Personal life[edit]

Anderson and his wife Erin have two sons, Barrett Anthony (born 1985) and Brock (born 1997).

Although he was billed as such at various times, Arn is not related to Gene Anderson, Lars Anderson, Ole Anderson, C.W. Anderson or Ric Flair. He was given the Anderson name and was originally billed as Ole's brother, and then later billed as Ole's nephew, because of his resemblance to Ole in appearance and wrestling style and billed as Ric Flair's cousin. Flair is not related to any of the Andersons, but he is a longtime friend of Arn.

In 1993, Anderson was involved in a brutal stabbing incident during a WCW tour of Europe. On October 27, 1993, in Blackburn, Lancashire, Anderson and Sid Eudy were involved in an argument at a hotel bar. After being sent to their rooms by security chief Doug Dillinger, Eudy later attacked Anderson with a chair leg. A pair of safety scissors was introduced into the brawl by one of the participants, with Eudy receiving four stab wounds and Anderson receiving twenty, losing a pint and a half of blood. The fight was broken up by WCW wrestler Too Cold Scorpio, who was credited with saving Anderson's life. Neither man pressed charges against the other, and British police declined to do so since both men were leaving the country. Eudy was later fired over the incident.[4]

As stated in his biography, in a match in 1994, Arn was thrown into the ring ropes. The top rope broke from the turnbuckle, but he was able to land on his feet. Six months later, the same event happened again, but this time he landed full-force on to the concrete and hit his head, neck, and upper back. He never took time off to heal. As time passed, with no down time, the injuries worsened. In his biography, Anderson states that the first sign of problems was, during a match, his left arm suddenly went numb and unresponsive. Later on, they found a rib, possibly torn away from the spine during the accident, was popping in and out of joint, causing shoulder discomfort and weakness.

Upon seeing his chiropractor in Charlotte, North Carolina, and consulting medical experts in Atlanta, Georgia, the damage was found to be much more severe and surgery was deemed the only option to keep his left arm functioning at all. Surgery occurred in Atlanta in late 1996 (resulting in a left posterior laminectomy of the 3rd, 4th, and 5th cervical bones and a fusion of the 7th cervical and 1st thoracic bones) and was successful in repairing most of the damage, but there does remain some muscle weakness, loss of fine motor control, and loss of muscle mass in his left arm.
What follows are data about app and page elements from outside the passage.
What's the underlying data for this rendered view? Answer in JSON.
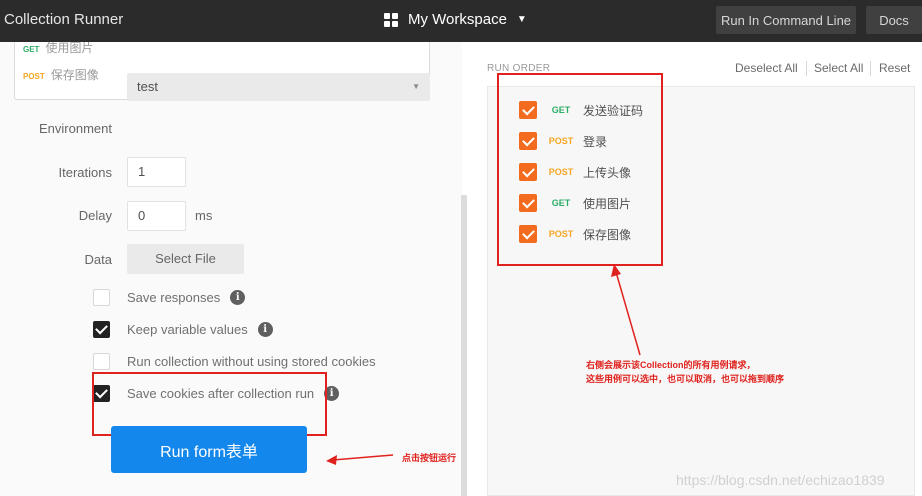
{
  "header": {
    "app_title": "Collection Runner",
    "workspace": "My Workspace",
    "run_cli": "Run In Command Line",
    "docs": "Docs"
  },
  "requests_preview": [
    {
      "method": "GET",
      "name": "使用图片"
    },
    {
      "method": "POST",
      "name": "保存图像"
    }
  ],
  "form": {
    "environment_label": "Environment",
    "environment_value": "test",
    "iterations_label": "Iterations",
    "iterations_value": "1",
    "delay_label": "Delay",
    "delay_value": "0",
    "delay_unit": "ms",
    "data_label": "Data",
    "select_file": "Select File"
  },
  "options": [
    {
      "label": "Save responses",
      "checked": false,
      "info": true
    },
    {
      "label": "Keep variable values",
      "checked": true,
      "info": true
    },
    {
      "label": "Run collection without using stored cookies",
      "checked": false,
      "info": false
    },
    {
      "label": "Save cookies after collection run",
      "checked": true,
      "info": true
    }
  ],
  "run_button": "Run form表单",
  "run_annotation": "点击按钮运行",
  "run_order": {
    "label": "RUN ORDER",
    "deselect_all": "Deselect All",
    "select_all": "Select All",
    "reset": "Reset",
    "items": [
      {
        "method": "GET",
        "name": "发送验证码",
        "checked": true
      },
      {
        "method": "POST",
        "name": "登录",
        "checked": true
      },
      {
        "method": "POST",
        "name": "上传头像",
        "checked": true
      },
      {
        "method": "GET",
        "name": "使用图片",
        "checked": true
      },
      {
        "method": "POST",
        "name": "保存图像",
        "checked": true
      }
    ]
  },
  "annotation_right": {
    "line1": "右侧会展示该Collection的所有用例请求，",
    "line2": "这些用例可以选中，也可以取消，也可以拖到顺序"
  },
  "watermark": "https://blog.csdn.net/echizao1839",
  "colors": {
    "accent": "#1387ec",
    "checkbox_orange": "#f26b1e",
    "annotation_red": "#e0221e",
    "get": "#2cae67",
    "post": "#f6a623"
  }
}
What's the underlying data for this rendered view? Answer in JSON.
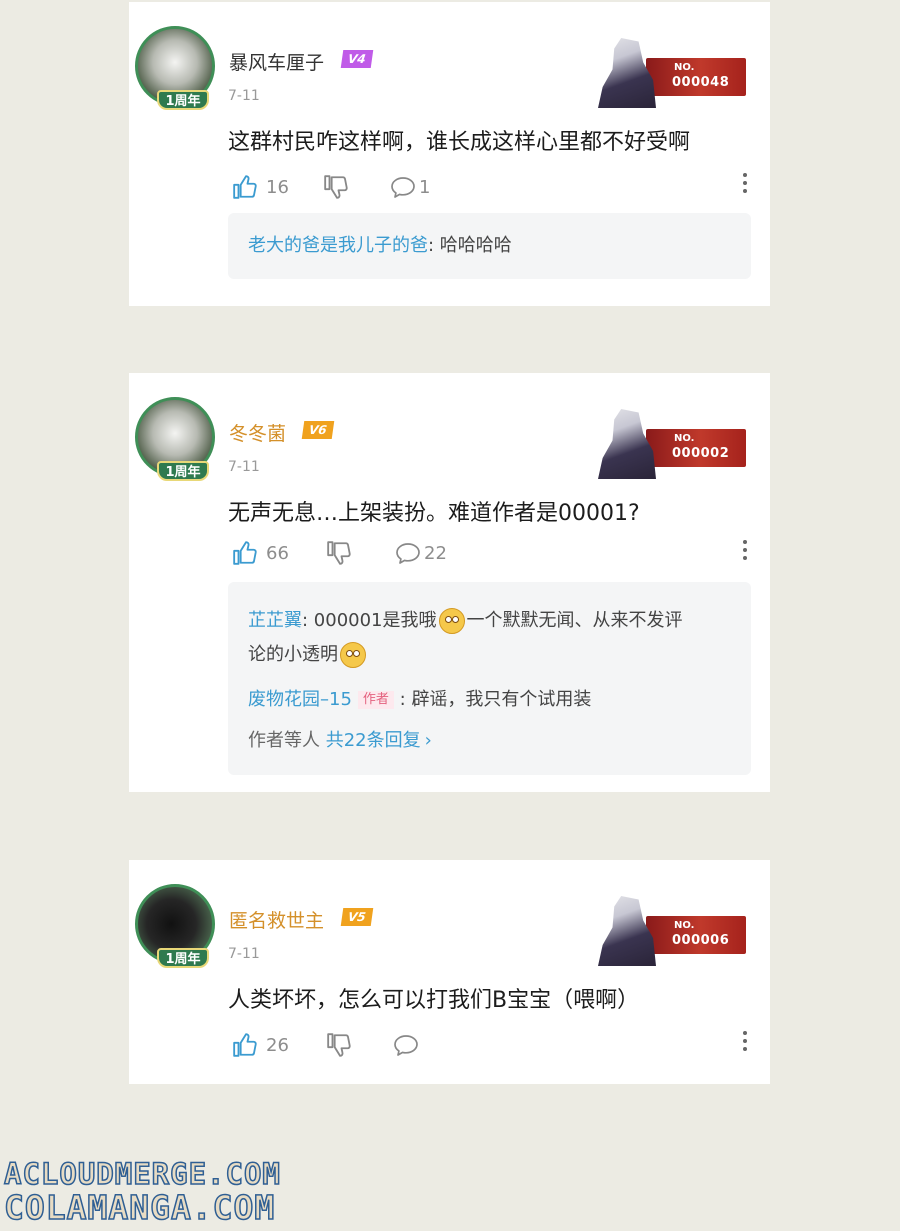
{
  "comments": [
    {
      "username": "暴风车厘子",
      "level": "V4",
      "avatar_badge": "1周年",
      "date": "7-11",
      "content": "这群村民咋这样啊，谁长成这样心里都不好受啊",
      "likes": "16",
      "comments_count": "1",
      "badge_label": "NO.",
      "badge_number": "000048",
      "replies": [
        {
          "user": "老大的爸是我儿子的爸",
          "sep": ": ",
          "text": "哈哈哈哈"
        }
      ]
    },
    {
      "username": "冬冬菌",
      "level": "V6",
      "avatar_badge": "1周年",
      "date": "7-11",
      "content": "无声无息…上架装扮。难道作者是00001?",
      "likes": "66",
      "comments_count": "22",
      "badge_label": "NO.",
      "badge_number": "000002",
      "replies": [
        {
          "user": "芷芷翼",
          "sep": ": ",
          "text_a": "000001是我哦",
          "text_b": "一个默默无闻、从来不发评",
          "text_c": "论的小透明"
        },
        {
          "user": "废物花园–15",
          "tag": "作者",
          "sep": " : ",
          "text": "辟谣，我只有个试用装"
        }
      ],
      "more_prefix": "作者等人 ",
      "more_link": "共22条回复",
      "more_arrow": "›"
    },
    {
      "username": "匿名救世主",
      "level": "V5",
      "avatar_badge": "1周年",
      "date": "7-11",
      "content": "人类坏坏，怎么可以打我们B宝宝（喂啊）",
      "likes": "26",
      "comments_count": "",
      "badge_label": "NO.",
      "badge_number": "000006"
    }
  ],
  "icons": {
    "like": "thumbs-up-icon",
    "dislike": "thumbs-down-icon",
    "comment": "speech-bubble-icon",
    "more": "more-vertical-icon"
  },
  "colors": {
    "like_blue": "#3b9bd0",
    "level_purple": "#c05be8",
    "level_orange": "#f0a21e",
    "gold_name": "#d4902a"
  },
  "watermark": {
    "line1": "ACLOUDMERGE.COM",
    "line2": "COLAMANGA.COM"
  }
}
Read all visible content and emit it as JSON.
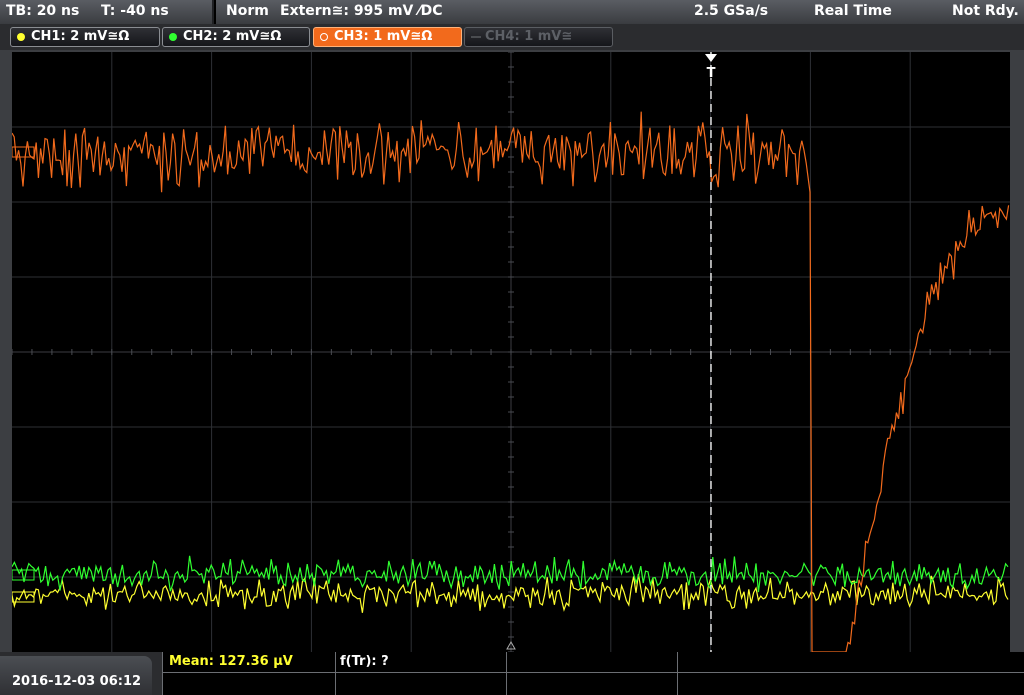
{
  "status": {
    "timebase": "TB: 20 ns",
    "trigger_time": "T: -40 ns",
    "mode": "Norm",
    "trigger_source": "Extern≅: 995 mV ⁄DC",
    "sample_rate": "2.5 GSa/s",
    "acquisition": "Real Time",
    "state": "Not Rdy."
  },
  "channels": [
    {
      "label": "CH1: 2 mV≅Ω",
      "color": "#ffff30",
      "state": "normal"
    },
    {
      "label": "CH2: 2 mV≅Ω",
      "color": "#30ff30",
      "state": "normal"
    },
    {
      "label": "CH3: 1 mV≅Ω",
      "color": "#f26a1c",
      "state": "active"
    },
    {
      "label": "CH4: 1 mV≅",
      "color": "#5d6066",
      "state": "off"
    }
  ],
  "trigger_marker": "T",
  "date_time": "2016-12-03 06:12",
  "measurements": {
    "mean": "Mean: 127.36 µV",
    "rise_freq": "f(Tr): ?"
  },
  "chart_data": {
    "type": "line",
    "x_divisions": 10,
    "y_divisions": 8,
    "series": [
      {
        "name": "CH1",
        "color": "#ffff30"
      },
      {
        "name": "CH2",
        "color": "#30ff30"
      },
      {
        "name": "CH3",
        "color": "#f26a1c"
      }
    ],
    "grid": true
  }
}
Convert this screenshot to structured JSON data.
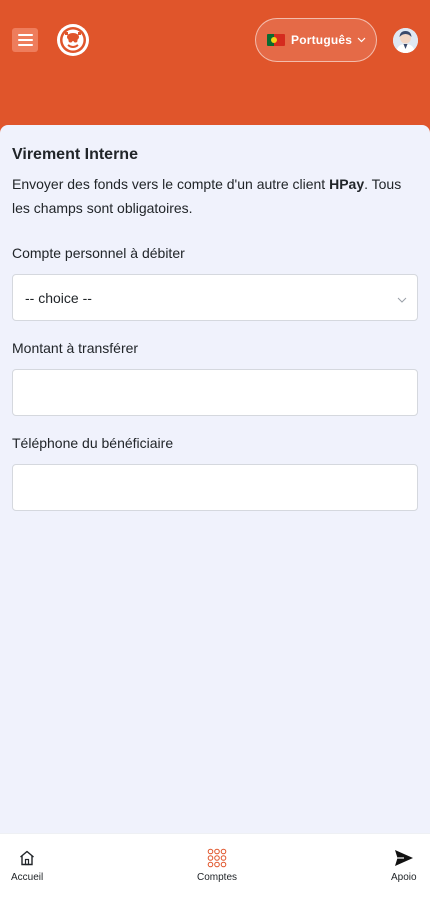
{
  "header": {
    "menu_icon": "hamburger-icon",
    "logo_icon": "brand-logo",
    "language": {
      "label": "Português",
      "flag": "portugal-flag-icon",
      "chevron": "chevron-down-icon"
    },
    "avatar_icon": "user-avatar",
    "brand_color": "#e0552b"
  },
  "form": {
    "title": "Virement Interne",
    "description_pre": "Envoyer des fonds vers le compte d'un autre client ",
    "description_brand": "HPay",
    "description_post": ". Tous les champs sont obligatoires.",
    "fields": [
      {
        "label": "Compte personnel à débiter",
        "value": "-- choice --",
        "type": "select"
      },
      {
        "label": "Montant à transférer",
        "value": "",
        "type": "input"
      },
      {
        "label": "Téléphone du bénéficiaire",
        "value": "",
        "type": "input"
      }
    ]
  },
  "bottom_nav": [
    {
      "label": "Accueil",
      "icon": "home-icon"
    },
    {
      "label": "Comptes",
      "icon": "grid-dots-icon"
    },
    {
      "label": "Apoio",
      "icon": "send-icon"
    }
  ]
}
He spent many weeks in the hospital during that time, crediting his recovery to his wife, his physical therapist, and the fact he did not want his children to be fatherless. However, he would be readmitted in March 1997 with symptoms akin to cardiac arrest and pulmonary failure, but was released soon afterwards.

In July 1997, while working out, a friend saw him at a gym and gave him a hearty slap on the back (he recounts this in his retirement speech). He dropped the water bottle he was carrying and could not regain use of his left arm for several hours. He realized that to step back in the ring and take another injury to the neck could leave him paralyzed or worse. Hence, his retirement and subsequent speech on WCW programming.

In Popular Culture[edit]

The Comedy Central series Tosh.0 has referred to Anderson on a regular basis beginning with its October 15th, 2009 episode featuring a backyard wrestler redemption. Host Daniel Tosh stated that real wrestling is all about "showmanship and tights", and that if "being a great technician were all it took, then Arn Anderson would be the most famous wrestler in the world". Tosh has continued to "call out" Anderson, even referring to a gap between mentions as "(going) easy on you". Tosh's March 6, 2012 memorabilia dump included a signed Arn Anderson action figure.

In wrestling[edit]

Championships and accomplishments[edit]

References[edit]

Books[edit]

Autobiography: Anderson, Arn. Arn Anderson 4 Ever: A Look Behind the Curtain. Kayfabe Pub Group, 1998

External links[edit]